**EXERCISE DESCRIPTION:** Count how many lines in the entries below hold "nDOOR". Only the number belongs in the answer.
RECORD EXTRACTS START
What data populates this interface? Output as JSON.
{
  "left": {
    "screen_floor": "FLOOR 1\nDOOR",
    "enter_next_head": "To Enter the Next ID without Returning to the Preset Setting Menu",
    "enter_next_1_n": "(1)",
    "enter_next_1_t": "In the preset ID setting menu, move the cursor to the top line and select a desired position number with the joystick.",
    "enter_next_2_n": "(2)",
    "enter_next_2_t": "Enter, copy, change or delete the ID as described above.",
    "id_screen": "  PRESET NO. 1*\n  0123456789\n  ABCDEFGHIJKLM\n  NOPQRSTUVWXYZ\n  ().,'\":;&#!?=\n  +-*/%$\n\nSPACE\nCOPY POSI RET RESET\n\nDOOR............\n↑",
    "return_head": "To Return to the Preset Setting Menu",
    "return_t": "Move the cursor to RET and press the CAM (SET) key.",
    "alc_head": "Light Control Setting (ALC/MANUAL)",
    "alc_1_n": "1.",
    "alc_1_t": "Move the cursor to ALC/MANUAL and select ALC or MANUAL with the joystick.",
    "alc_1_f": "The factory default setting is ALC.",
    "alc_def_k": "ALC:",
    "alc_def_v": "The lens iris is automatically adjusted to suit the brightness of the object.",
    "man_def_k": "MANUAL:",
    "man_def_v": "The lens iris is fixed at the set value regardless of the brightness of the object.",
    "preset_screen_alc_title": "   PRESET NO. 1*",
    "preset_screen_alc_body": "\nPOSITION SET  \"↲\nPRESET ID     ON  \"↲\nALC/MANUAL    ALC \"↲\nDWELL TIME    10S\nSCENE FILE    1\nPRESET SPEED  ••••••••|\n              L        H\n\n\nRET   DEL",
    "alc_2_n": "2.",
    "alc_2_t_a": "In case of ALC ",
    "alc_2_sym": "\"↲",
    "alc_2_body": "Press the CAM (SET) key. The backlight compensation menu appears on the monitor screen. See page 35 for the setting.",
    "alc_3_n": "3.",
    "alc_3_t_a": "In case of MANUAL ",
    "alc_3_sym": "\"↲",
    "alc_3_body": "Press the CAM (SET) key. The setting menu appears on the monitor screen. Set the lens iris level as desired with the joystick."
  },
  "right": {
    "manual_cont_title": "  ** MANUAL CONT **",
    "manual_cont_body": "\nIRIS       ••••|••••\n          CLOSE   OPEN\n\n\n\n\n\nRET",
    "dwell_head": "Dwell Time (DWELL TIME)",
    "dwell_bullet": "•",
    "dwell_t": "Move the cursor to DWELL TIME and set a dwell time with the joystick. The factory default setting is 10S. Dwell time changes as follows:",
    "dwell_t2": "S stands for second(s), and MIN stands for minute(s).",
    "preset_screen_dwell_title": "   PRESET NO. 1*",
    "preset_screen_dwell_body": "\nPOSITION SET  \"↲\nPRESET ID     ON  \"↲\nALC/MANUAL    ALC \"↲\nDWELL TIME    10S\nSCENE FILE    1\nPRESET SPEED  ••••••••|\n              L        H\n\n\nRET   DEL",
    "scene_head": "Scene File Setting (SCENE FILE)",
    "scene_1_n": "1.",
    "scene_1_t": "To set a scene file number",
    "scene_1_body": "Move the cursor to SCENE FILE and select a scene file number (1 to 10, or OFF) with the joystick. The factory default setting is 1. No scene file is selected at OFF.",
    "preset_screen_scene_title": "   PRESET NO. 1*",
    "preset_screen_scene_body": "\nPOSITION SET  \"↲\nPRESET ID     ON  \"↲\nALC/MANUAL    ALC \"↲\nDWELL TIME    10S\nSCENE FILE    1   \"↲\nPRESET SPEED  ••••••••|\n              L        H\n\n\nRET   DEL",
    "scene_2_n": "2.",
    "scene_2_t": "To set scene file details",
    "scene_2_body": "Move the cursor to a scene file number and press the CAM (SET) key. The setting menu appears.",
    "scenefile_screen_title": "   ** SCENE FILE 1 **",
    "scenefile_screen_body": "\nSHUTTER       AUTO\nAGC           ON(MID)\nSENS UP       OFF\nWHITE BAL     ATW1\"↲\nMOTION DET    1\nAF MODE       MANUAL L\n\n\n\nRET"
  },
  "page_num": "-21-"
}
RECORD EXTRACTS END
**EXERCISE OUTPUT:** 2